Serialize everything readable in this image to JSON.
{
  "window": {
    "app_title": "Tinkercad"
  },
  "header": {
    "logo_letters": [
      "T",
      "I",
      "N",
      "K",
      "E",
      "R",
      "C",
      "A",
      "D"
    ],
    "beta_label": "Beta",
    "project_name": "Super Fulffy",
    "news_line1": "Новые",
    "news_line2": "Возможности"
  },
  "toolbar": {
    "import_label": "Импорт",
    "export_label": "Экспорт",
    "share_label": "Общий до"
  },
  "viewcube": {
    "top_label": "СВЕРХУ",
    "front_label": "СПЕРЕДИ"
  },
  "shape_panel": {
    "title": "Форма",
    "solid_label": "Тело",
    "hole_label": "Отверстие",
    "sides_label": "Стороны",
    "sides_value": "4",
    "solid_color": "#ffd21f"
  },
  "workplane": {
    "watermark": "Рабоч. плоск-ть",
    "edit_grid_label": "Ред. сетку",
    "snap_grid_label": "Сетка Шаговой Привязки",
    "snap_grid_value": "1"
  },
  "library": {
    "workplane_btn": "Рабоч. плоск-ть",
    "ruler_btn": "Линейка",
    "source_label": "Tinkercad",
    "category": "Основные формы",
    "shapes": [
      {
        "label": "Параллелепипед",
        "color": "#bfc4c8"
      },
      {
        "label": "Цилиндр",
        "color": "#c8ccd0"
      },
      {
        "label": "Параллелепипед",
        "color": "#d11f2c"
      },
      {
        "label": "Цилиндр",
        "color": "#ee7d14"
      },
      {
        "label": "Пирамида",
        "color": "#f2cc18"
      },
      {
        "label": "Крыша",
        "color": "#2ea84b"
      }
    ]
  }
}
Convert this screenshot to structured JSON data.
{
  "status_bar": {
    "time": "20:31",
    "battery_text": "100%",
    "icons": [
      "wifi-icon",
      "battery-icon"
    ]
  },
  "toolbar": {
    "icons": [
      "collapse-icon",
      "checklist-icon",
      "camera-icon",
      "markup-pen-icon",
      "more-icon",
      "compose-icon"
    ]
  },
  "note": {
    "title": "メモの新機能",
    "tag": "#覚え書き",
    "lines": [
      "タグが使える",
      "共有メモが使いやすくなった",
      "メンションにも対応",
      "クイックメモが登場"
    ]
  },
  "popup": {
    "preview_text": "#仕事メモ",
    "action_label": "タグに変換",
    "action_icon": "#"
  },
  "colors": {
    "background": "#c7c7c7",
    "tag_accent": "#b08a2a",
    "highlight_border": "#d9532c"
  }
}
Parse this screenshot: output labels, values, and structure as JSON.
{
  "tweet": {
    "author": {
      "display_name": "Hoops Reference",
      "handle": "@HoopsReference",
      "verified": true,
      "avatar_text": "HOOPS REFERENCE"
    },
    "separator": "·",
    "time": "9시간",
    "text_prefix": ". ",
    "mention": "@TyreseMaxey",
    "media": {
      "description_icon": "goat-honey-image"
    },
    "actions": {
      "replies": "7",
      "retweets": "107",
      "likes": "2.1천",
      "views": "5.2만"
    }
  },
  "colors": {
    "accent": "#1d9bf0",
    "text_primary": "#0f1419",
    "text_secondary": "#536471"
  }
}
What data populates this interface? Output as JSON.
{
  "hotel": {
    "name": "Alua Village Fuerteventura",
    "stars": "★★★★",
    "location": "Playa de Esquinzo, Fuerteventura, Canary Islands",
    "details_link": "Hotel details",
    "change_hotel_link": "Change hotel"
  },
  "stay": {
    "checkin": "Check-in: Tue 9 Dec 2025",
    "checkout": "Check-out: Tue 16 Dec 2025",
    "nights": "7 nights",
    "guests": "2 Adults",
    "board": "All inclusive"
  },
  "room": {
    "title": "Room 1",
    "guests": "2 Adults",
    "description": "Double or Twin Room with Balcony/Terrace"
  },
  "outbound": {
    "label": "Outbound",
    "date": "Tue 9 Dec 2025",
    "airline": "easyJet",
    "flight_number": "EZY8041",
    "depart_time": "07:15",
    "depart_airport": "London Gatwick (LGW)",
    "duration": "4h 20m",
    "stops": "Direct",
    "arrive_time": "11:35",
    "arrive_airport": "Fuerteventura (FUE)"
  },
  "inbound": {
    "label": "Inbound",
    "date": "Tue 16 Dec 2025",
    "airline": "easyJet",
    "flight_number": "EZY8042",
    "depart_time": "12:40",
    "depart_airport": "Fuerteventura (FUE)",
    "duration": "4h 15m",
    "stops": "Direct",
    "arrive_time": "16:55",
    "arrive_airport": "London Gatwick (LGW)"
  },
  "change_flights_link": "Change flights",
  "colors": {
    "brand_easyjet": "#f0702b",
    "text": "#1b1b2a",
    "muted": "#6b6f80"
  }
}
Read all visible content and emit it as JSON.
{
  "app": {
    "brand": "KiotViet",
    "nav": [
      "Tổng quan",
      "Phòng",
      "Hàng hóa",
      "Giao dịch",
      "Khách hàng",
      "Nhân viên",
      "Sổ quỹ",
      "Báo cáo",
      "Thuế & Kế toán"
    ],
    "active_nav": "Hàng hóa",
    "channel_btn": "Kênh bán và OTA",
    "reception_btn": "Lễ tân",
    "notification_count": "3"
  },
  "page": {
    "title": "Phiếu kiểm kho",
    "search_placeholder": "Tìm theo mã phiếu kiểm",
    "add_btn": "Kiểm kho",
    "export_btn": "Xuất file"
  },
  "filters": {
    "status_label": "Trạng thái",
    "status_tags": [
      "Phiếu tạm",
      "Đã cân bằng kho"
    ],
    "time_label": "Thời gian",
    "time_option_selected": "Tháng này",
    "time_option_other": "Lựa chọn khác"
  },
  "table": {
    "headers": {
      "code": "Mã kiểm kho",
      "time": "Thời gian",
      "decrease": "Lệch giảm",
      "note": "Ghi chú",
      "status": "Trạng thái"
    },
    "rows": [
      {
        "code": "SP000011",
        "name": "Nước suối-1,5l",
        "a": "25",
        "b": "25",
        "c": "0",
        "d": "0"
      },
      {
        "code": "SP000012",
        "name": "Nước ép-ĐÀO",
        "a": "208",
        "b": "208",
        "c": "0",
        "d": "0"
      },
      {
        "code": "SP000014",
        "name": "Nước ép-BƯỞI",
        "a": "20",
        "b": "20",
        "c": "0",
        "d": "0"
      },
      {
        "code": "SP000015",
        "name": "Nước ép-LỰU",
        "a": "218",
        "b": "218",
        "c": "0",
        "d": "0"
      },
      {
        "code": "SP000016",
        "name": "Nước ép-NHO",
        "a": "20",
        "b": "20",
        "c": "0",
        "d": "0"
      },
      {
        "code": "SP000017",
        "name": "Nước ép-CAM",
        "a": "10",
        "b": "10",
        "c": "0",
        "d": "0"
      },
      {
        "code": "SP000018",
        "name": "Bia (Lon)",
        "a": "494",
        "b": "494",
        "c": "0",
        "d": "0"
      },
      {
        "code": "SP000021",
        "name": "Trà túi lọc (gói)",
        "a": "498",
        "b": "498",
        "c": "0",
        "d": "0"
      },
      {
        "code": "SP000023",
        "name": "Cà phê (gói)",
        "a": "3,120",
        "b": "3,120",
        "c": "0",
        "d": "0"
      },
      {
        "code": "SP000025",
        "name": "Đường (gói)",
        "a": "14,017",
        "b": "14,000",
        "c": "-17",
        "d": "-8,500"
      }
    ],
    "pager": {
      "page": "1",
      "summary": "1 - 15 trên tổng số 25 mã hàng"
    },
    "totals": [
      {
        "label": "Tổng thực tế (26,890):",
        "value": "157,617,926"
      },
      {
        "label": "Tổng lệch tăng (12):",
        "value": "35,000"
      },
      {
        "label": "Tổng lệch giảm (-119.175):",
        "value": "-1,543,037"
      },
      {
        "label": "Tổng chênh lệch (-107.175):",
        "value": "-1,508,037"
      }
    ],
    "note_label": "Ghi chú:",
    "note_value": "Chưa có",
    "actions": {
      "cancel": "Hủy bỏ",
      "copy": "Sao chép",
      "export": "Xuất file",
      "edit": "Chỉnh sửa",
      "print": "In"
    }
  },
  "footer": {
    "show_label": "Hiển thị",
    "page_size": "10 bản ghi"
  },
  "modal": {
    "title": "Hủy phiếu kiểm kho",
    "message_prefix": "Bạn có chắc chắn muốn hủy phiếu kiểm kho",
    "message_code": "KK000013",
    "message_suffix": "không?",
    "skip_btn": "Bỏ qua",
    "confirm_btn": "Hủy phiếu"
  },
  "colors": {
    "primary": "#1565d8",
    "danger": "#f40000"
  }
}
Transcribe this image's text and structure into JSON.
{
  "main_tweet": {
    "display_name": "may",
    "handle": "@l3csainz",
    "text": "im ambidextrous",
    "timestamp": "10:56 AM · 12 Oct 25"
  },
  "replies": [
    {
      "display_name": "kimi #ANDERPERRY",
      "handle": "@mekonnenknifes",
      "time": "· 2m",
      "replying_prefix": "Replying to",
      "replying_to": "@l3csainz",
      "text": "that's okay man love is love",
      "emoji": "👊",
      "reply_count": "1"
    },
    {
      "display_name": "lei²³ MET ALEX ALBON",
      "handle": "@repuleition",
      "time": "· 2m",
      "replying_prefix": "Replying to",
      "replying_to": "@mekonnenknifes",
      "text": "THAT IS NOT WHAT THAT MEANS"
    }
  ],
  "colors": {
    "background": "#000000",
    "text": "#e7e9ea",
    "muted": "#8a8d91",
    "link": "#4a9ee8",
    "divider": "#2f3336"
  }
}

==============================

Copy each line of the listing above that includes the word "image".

● Task solution:
Serialize everything readable in this image to JSON.
      "description_icon": "goat-honey-image"
Transcribe this image's text and structure into JSON.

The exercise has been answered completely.